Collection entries

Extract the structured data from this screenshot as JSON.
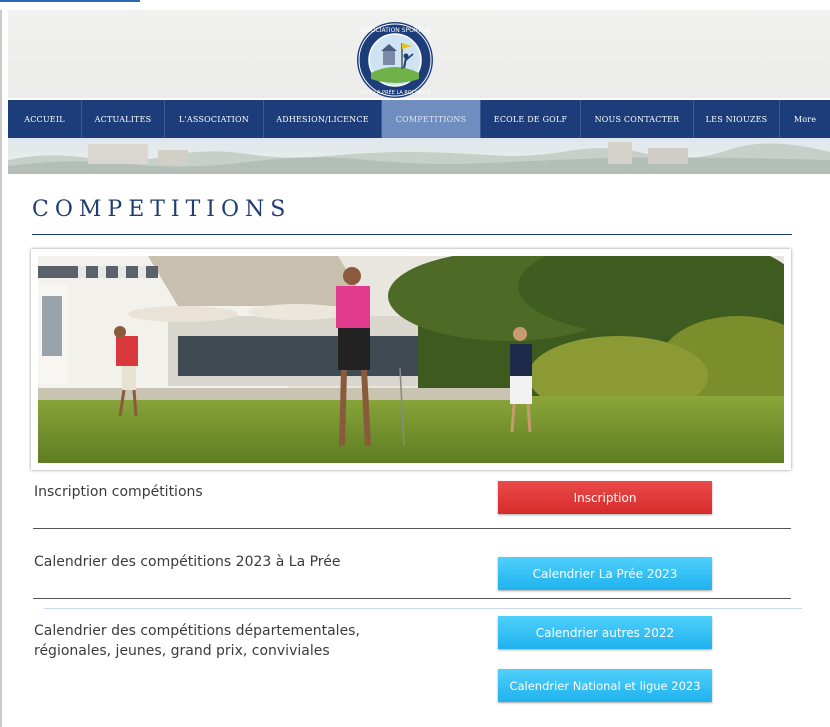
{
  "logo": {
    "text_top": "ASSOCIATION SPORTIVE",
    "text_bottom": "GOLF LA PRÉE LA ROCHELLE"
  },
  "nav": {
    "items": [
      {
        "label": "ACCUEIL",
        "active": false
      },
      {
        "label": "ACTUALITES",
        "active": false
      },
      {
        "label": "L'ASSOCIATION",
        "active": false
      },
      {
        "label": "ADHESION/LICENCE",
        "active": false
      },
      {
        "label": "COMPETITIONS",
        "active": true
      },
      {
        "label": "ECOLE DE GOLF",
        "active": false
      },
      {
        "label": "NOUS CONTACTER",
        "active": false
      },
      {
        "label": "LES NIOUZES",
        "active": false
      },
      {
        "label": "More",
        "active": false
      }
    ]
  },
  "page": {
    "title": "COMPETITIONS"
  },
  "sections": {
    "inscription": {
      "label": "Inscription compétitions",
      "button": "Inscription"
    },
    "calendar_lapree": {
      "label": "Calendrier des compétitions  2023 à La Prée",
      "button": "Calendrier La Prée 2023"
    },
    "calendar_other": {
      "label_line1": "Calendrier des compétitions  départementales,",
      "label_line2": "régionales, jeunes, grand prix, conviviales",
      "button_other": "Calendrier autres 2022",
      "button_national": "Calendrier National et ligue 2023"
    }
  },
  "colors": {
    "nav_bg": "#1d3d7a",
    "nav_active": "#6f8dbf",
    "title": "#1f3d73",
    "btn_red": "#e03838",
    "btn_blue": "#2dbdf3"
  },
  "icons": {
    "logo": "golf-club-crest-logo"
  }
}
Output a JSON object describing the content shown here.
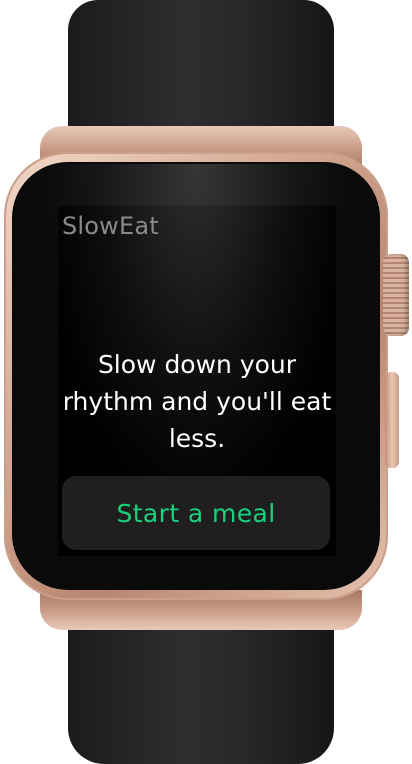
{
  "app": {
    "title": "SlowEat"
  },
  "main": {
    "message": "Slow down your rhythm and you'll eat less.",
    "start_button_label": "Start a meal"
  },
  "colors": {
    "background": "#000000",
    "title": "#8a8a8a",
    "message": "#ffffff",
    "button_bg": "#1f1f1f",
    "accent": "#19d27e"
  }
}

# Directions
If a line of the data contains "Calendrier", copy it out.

# Task solution
      "label": "Calendrier des compétitions  2023 à La Prée",
      "button": "Calendrier La Prée 2023"
      "label_line1": "Calendrier des compétitions  départementales,",
      "button_other": "Calendrier autres 2022",
      "button_national": "Calendrier National et ligue 2023"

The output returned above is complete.